● **Your assignment**: Determine how many lines in the entries contain the word "Close", and give that number with no other text.

** Source data follows **

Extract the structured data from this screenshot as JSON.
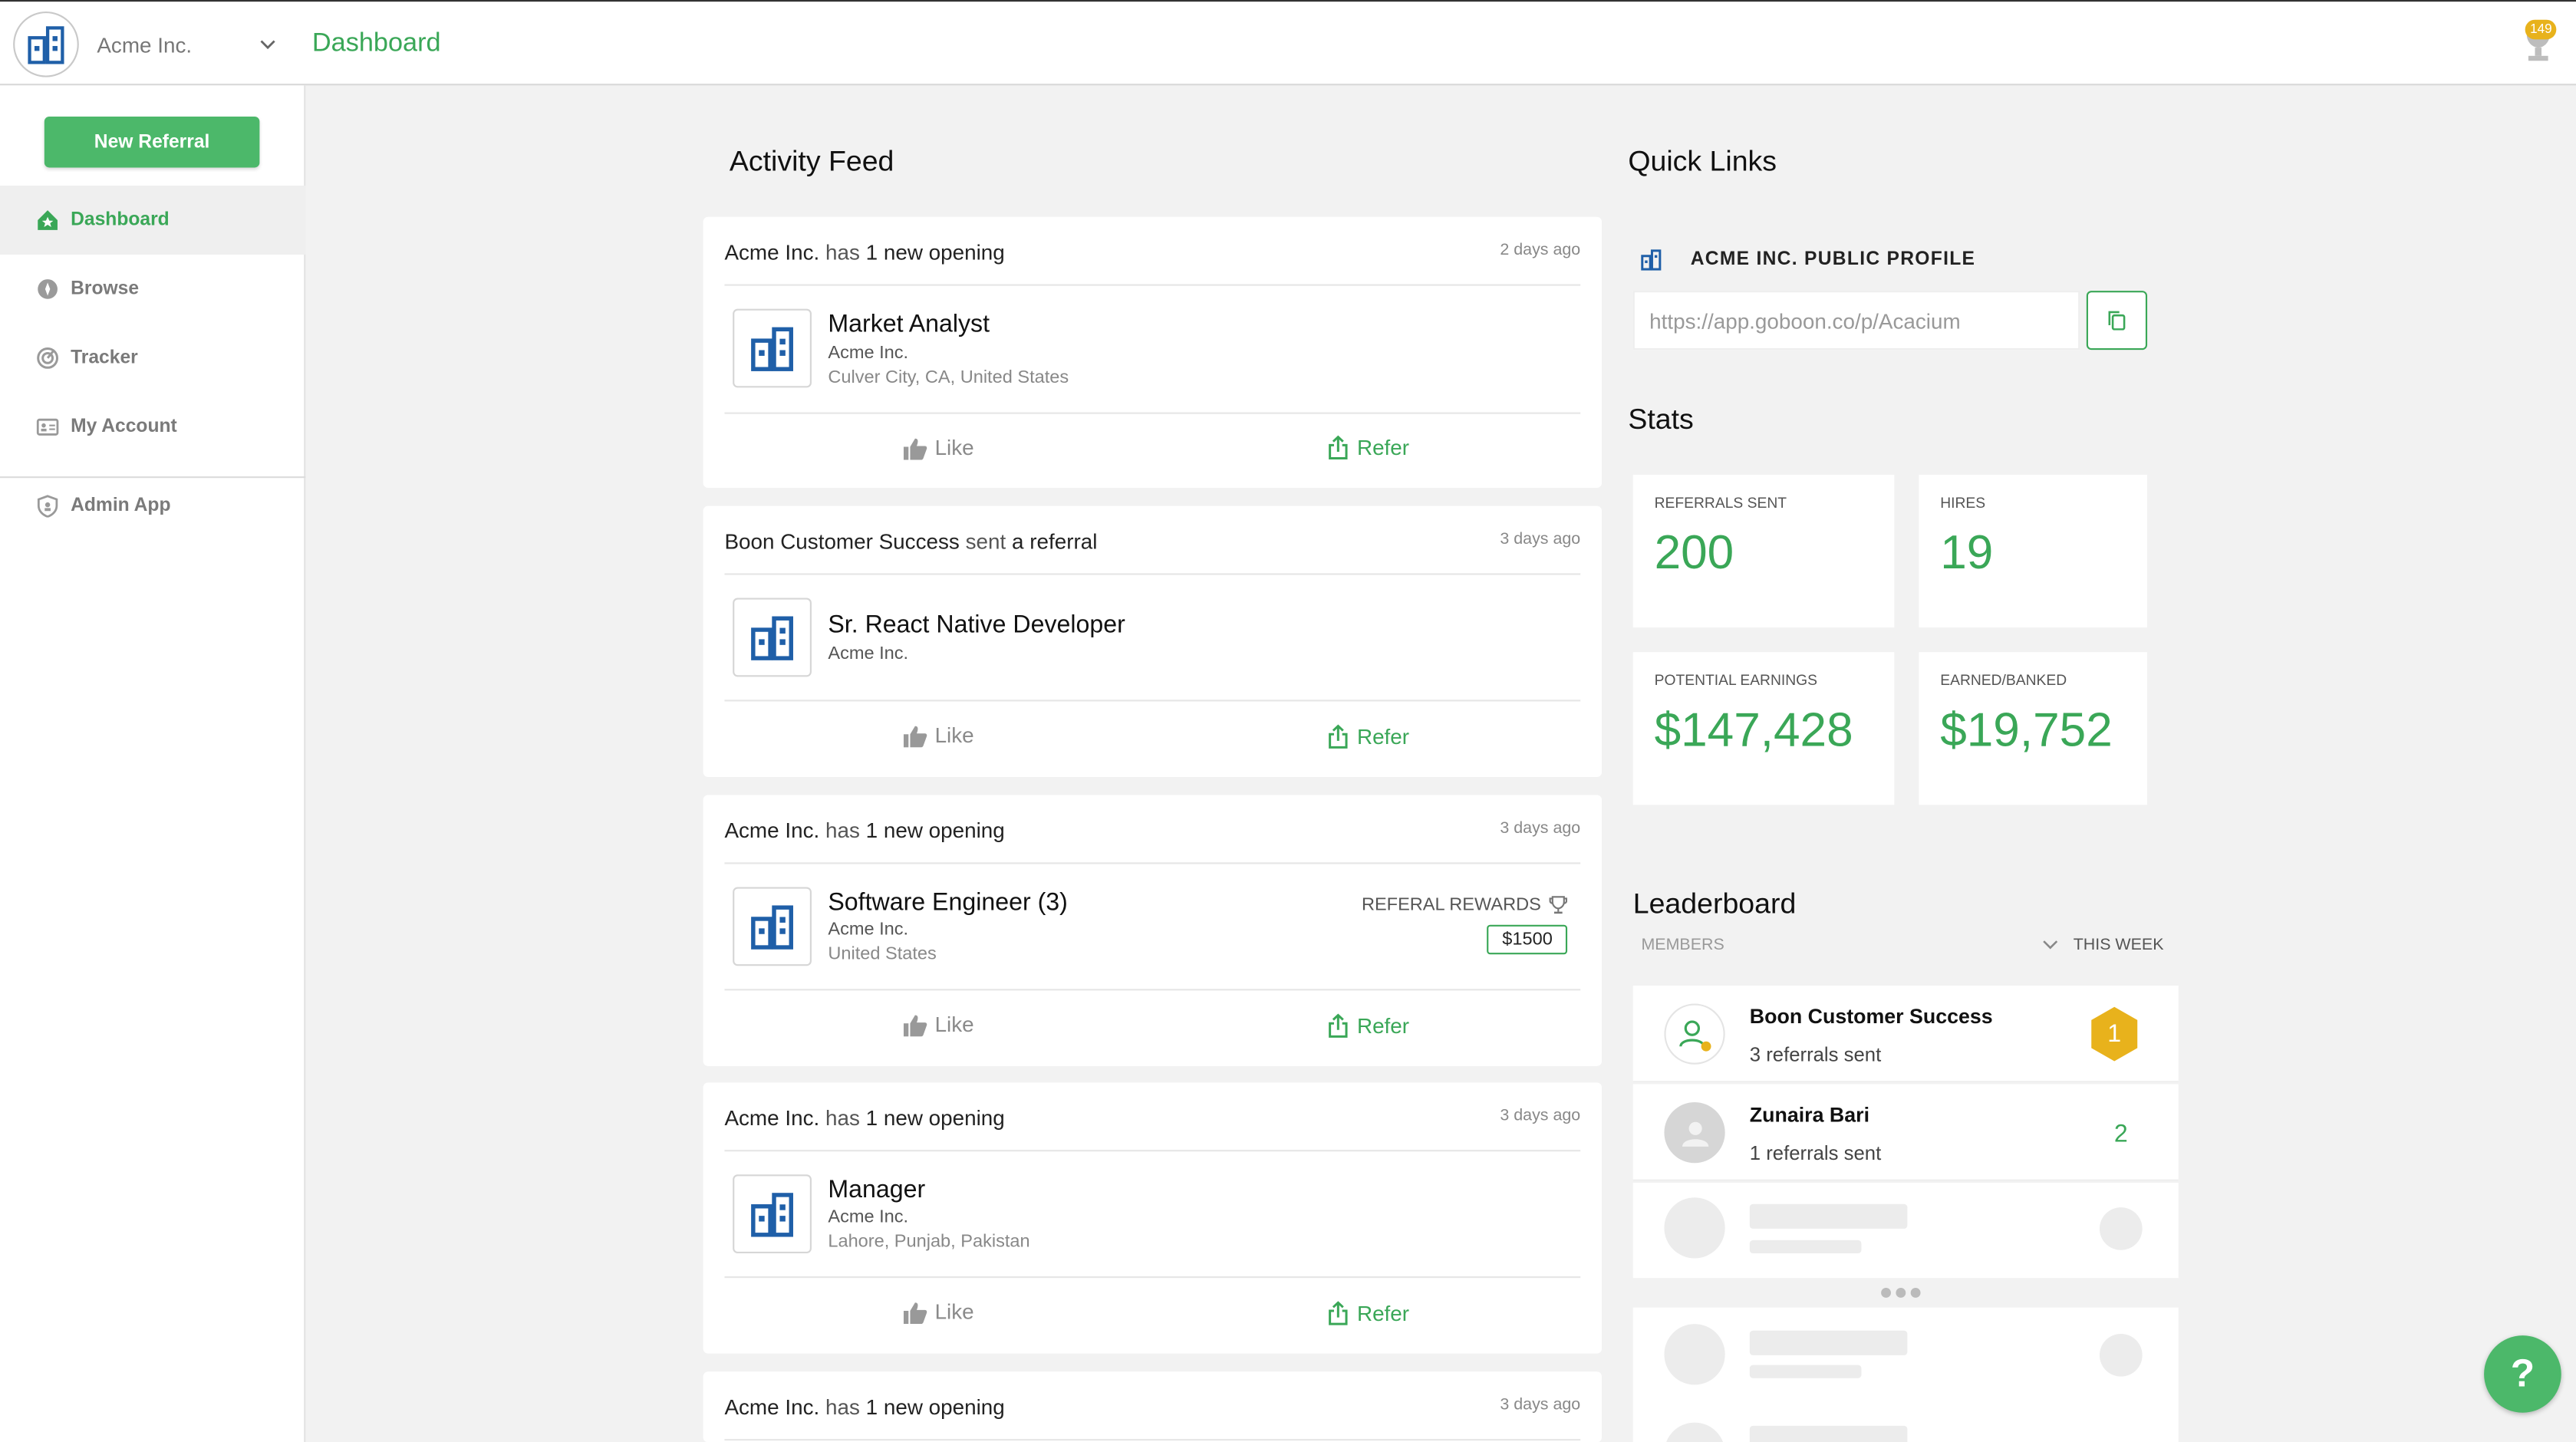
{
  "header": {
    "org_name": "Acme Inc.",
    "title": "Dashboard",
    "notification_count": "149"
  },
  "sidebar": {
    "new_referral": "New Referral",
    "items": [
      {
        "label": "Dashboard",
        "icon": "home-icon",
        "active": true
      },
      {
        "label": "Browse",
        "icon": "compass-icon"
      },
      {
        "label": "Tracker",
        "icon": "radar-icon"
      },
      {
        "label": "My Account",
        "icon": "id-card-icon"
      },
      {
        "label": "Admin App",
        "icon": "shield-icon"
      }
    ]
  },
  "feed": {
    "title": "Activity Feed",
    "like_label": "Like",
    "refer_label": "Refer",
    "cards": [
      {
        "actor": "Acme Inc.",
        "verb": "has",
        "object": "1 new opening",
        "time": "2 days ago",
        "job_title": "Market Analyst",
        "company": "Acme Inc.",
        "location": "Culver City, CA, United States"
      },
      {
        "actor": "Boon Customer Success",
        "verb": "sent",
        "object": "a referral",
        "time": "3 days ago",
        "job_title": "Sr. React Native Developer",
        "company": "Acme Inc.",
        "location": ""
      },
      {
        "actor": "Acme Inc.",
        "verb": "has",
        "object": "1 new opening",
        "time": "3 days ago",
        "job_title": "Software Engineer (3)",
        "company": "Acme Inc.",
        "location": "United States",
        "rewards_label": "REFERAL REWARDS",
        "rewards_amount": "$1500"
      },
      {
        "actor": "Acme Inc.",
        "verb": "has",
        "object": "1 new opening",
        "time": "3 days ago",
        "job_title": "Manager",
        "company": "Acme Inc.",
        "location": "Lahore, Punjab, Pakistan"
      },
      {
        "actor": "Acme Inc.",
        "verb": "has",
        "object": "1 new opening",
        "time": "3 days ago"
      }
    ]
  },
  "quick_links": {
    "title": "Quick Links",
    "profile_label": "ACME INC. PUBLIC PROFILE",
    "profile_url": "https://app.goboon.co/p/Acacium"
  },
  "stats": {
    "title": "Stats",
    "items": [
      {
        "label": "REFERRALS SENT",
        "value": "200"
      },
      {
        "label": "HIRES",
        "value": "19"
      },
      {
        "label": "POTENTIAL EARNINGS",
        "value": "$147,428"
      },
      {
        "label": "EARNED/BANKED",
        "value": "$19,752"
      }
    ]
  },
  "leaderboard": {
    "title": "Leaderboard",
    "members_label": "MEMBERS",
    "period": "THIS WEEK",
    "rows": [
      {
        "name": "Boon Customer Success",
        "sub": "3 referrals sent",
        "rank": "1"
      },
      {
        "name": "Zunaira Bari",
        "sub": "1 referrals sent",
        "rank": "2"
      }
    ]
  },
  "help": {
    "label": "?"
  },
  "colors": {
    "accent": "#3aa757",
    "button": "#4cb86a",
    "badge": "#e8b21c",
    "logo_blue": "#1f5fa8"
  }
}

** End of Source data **
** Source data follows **

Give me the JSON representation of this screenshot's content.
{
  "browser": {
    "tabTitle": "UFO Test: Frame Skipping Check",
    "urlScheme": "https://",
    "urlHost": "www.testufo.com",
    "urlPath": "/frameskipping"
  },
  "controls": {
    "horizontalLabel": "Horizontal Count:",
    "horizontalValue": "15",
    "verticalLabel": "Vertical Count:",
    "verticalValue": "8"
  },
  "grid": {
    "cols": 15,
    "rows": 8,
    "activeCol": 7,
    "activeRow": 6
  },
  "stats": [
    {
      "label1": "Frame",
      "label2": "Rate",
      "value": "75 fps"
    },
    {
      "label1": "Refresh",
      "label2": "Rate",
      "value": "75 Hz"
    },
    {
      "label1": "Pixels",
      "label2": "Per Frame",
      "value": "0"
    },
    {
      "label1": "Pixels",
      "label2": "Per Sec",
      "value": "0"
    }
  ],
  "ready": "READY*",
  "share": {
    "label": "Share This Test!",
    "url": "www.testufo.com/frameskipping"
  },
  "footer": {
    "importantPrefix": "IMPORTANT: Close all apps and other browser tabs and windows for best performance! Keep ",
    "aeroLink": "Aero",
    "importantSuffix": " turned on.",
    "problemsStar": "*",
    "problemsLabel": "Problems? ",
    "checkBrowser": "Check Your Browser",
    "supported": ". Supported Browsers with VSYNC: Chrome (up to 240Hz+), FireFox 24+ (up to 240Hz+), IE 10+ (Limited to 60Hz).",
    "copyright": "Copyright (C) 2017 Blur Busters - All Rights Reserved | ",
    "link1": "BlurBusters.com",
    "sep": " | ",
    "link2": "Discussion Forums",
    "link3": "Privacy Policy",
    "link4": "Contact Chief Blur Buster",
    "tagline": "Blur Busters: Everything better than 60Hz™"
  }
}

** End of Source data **
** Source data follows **

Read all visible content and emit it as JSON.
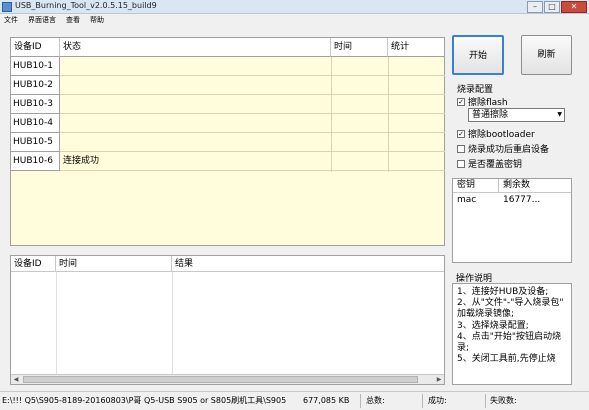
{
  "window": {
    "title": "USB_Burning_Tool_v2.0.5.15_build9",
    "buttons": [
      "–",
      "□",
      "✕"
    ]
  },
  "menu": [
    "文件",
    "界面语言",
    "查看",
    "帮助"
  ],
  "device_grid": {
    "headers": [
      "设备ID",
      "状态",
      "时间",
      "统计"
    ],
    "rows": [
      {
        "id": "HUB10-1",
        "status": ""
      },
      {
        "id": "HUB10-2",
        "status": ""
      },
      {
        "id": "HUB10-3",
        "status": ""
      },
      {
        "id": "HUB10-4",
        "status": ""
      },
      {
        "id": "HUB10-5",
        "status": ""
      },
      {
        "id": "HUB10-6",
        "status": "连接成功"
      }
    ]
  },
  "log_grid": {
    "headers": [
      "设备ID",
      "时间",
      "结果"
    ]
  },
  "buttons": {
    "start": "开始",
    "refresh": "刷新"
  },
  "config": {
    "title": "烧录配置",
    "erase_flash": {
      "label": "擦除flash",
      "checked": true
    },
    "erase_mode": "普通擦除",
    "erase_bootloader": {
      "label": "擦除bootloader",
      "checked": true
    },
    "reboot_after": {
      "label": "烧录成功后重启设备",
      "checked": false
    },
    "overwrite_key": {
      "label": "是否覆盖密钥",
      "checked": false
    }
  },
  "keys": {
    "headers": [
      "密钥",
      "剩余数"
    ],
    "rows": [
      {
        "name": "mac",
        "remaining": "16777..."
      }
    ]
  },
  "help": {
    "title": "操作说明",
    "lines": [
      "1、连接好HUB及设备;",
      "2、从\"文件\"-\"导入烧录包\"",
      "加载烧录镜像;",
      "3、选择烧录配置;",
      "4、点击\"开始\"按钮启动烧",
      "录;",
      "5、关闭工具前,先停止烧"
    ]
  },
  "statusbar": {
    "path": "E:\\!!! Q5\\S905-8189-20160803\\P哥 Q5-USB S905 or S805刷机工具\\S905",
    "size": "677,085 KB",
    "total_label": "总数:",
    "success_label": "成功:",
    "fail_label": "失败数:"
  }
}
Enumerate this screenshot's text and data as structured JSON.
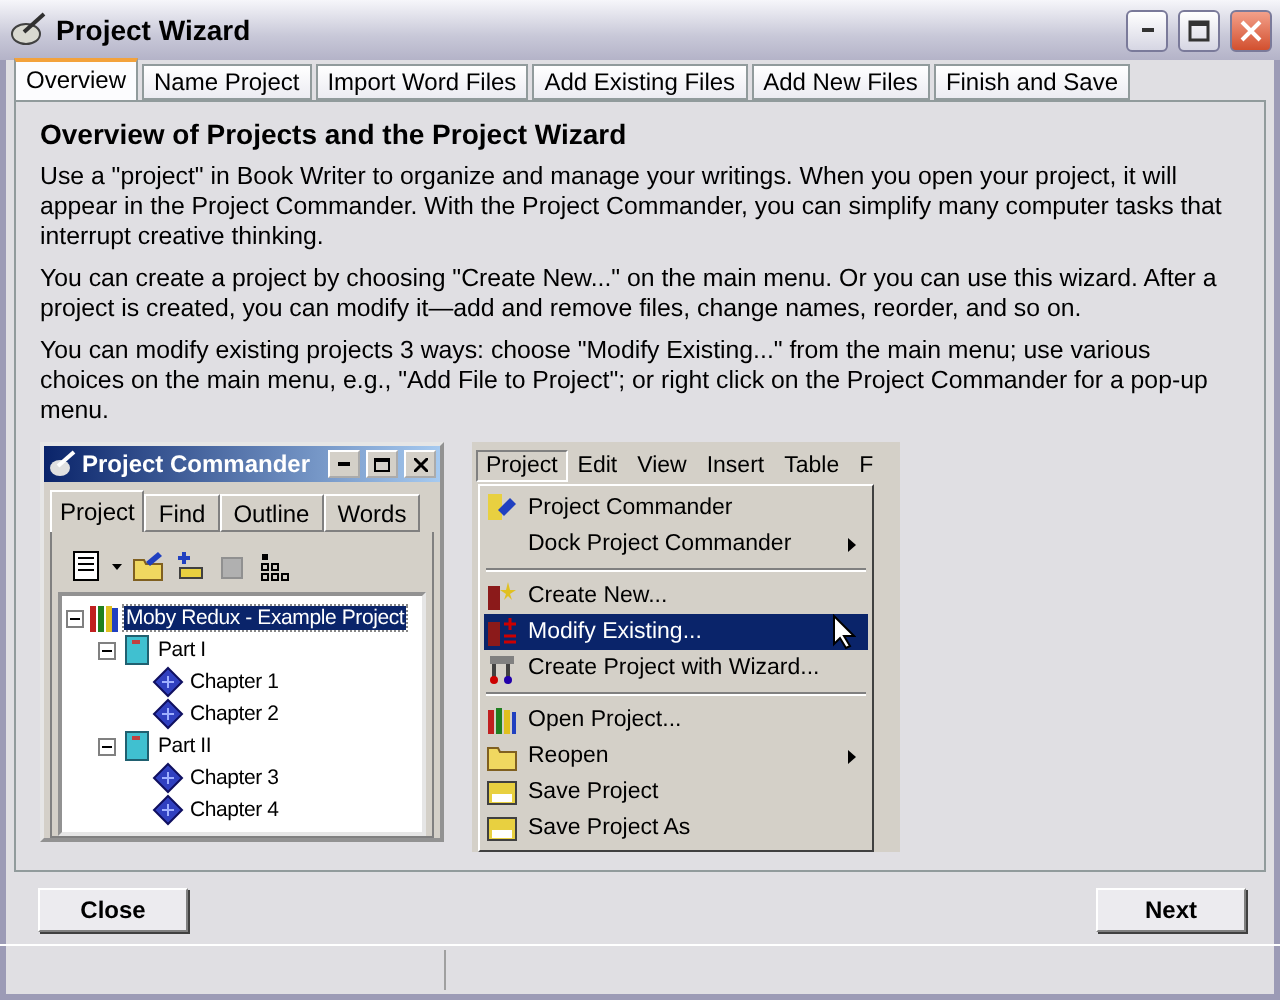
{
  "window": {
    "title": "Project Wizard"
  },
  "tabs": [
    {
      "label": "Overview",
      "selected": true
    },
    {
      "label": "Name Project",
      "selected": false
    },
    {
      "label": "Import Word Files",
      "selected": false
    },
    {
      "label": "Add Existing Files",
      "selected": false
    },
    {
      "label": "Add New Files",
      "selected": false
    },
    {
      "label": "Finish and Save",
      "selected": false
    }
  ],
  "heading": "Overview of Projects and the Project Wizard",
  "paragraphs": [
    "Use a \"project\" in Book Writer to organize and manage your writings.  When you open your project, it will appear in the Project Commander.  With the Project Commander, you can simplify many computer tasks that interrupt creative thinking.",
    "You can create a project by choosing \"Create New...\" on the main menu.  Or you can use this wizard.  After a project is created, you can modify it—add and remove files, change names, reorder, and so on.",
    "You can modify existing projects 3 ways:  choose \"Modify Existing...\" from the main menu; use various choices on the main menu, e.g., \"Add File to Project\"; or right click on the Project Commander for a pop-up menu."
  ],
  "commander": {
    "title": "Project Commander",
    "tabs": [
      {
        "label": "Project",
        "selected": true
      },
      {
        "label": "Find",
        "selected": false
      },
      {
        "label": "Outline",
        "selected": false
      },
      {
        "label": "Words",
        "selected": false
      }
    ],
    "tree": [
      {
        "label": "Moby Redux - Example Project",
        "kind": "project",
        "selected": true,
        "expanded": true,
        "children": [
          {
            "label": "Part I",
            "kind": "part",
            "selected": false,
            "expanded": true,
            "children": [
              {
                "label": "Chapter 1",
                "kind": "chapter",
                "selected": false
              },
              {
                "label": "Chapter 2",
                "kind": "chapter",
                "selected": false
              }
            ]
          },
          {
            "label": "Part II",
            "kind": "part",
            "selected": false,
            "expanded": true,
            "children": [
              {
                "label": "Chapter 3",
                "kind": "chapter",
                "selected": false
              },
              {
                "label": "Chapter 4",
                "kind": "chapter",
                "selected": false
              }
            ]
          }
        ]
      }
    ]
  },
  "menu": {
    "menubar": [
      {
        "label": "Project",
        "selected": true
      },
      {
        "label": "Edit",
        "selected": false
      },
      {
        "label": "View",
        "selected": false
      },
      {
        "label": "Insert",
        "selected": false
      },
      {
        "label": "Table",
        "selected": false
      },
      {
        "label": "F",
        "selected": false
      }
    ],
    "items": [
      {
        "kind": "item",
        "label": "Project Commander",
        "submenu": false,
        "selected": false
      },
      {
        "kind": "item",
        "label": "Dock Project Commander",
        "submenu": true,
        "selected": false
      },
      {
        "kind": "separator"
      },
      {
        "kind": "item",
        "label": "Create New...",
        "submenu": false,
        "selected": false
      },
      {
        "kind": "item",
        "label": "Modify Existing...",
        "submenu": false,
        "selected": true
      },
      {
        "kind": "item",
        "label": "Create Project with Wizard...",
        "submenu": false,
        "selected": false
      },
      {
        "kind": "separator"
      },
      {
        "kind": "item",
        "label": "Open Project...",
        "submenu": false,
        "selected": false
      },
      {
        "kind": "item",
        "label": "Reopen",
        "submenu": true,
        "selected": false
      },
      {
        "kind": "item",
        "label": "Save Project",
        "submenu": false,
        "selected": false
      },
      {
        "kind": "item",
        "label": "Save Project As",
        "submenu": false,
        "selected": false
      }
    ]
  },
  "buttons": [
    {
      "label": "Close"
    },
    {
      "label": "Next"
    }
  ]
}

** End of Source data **

● **Exercise solution**: 2